- The National Immunization Survey has consistently shown that childhood immunization rates for vaccines routinely recommended for children remain at or near record levels.
It can be easy to think of these as diseases of the past. But children in the United States still get some of these diseases.
In fact, as of April 17, 2019, the Michigan Department of Health and Human Services has confirmed 43 total measles cases statewide since March 13, 2019. According to the Centers for Disease Control and Prevention (CDC) from January 1 to April 19, 2019, 626 individual cases of measles have been confirmed in 22 states. This is the second-greatest number of cases reported in the U.S. since measles was eliminated in 2000.
Dr. Snabb says outbreaks of preventable diseases can occur when many parents decide not to vaccinate their children. She advises parents to speak to their child’s pediatrician if there are any concerns about the safety and effectiveness of vaccinations, which undergo careful review by scientists, doctors, and the federal government to make sure they are safe.
Organizations including the American Academy of Pediatrics, the American Academy of Family Physicians, and the Centers for Disease Control and Prevention all strongly support protecting children with recommended vaccinations.Children’s Hospital of Michigan offers immunizations through appointments with a pediatrician. Additionally, an Immunization Station Clinic is offered to children of all ages – six weeks through eighteen years- if they qualify under the Vaccines for Children (VFC) program. Visit Immunization Station Clinic for further information.

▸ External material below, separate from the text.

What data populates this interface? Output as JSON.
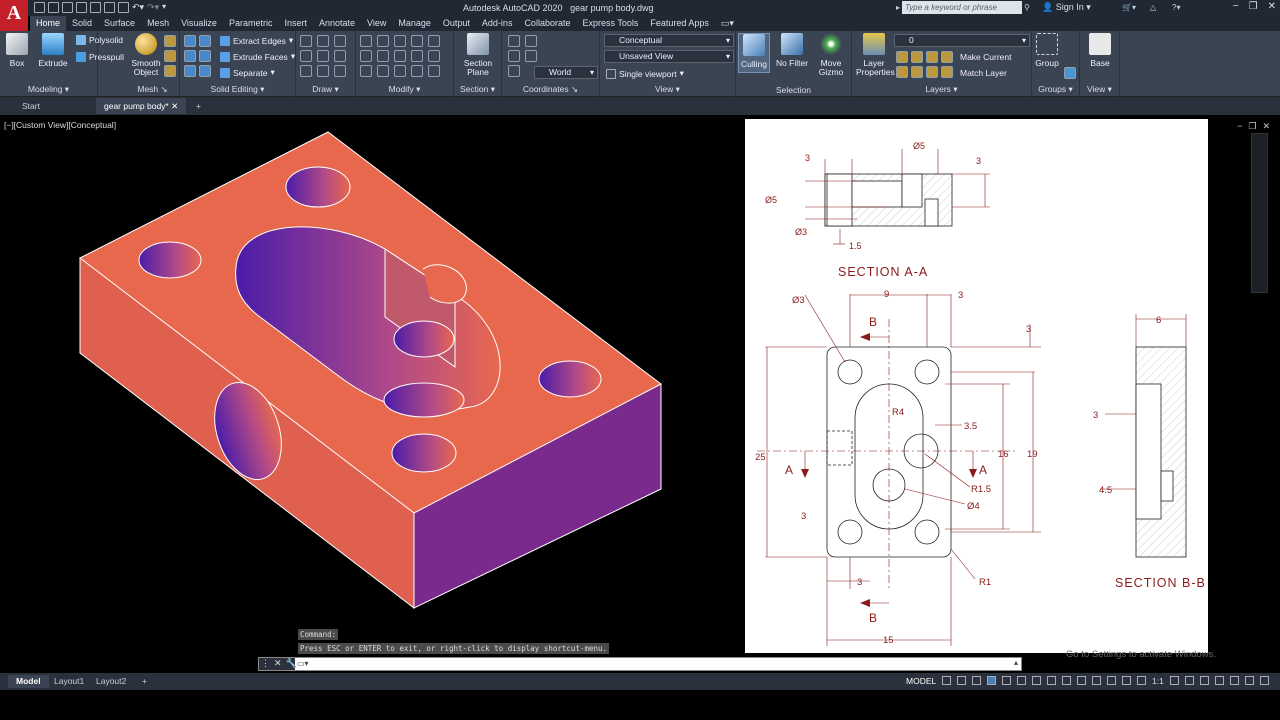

Visit the Michigan Health and Hospital website for further information on measles vaccination.